§ Activity
Go through the entries one line at a time, and gather every line that has the word "Generate".

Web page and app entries
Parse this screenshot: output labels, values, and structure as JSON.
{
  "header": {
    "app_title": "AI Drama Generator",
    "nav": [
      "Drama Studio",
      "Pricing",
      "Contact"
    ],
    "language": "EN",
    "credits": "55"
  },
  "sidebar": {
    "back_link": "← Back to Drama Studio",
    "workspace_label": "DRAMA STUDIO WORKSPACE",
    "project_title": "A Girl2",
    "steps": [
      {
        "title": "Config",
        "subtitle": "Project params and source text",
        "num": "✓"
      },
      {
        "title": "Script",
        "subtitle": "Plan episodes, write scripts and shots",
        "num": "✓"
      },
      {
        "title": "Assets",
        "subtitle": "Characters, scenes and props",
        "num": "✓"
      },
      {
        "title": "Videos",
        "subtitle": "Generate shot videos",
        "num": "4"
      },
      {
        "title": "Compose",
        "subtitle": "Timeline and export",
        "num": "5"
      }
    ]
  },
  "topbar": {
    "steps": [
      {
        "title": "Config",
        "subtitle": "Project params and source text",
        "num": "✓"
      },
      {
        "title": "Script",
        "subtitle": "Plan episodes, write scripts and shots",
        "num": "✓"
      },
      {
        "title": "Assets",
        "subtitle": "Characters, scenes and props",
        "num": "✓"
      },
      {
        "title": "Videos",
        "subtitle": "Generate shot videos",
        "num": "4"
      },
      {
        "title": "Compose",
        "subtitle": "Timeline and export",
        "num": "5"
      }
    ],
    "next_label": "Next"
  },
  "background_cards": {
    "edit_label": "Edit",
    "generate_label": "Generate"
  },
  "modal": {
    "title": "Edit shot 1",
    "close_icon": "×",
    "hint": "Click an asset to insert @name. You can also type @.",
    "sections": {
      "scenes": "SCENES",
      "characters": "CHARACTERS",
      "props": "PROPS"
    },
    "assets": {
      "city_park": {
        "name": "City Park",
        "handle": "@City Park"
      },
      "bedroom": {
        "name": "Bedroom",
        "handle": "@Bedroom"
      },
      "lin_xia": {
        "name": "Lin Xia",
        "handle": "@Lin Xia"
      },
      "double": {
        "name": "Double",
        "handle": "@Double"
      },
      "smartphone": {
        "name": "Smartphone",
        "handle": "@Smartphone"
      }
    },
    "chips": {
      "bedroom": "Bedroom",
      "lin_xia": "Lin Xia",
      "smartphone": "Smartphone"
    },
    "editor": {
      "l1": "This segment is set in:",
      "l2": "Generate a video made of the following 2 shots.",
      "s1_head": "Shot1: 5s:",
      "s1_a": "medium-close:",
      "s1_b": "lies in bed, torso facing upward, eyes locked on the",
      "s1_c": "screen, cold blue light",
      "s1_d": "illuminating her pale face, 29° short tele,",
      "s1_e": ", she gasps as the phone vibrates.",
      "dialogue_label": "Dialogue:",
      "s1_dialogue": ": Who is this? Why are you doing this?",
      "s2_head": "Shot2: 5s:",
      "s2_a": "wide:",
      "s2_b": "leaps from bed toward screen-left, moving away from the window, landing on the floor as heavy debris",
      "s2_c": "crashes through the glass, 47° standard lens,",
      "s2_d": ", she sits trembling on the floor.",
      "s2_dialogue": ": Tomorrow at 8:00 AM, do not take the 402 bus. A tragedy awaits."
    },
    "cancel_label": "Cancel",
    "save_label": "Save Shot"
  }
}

§ Reply to the exercise
        "subtitle": "Generate shot videos",
        "subtitle": "Generate shot videos",
    "generate_label": "Generate"
      "l2": "Generate a video made of the following 2 shots.",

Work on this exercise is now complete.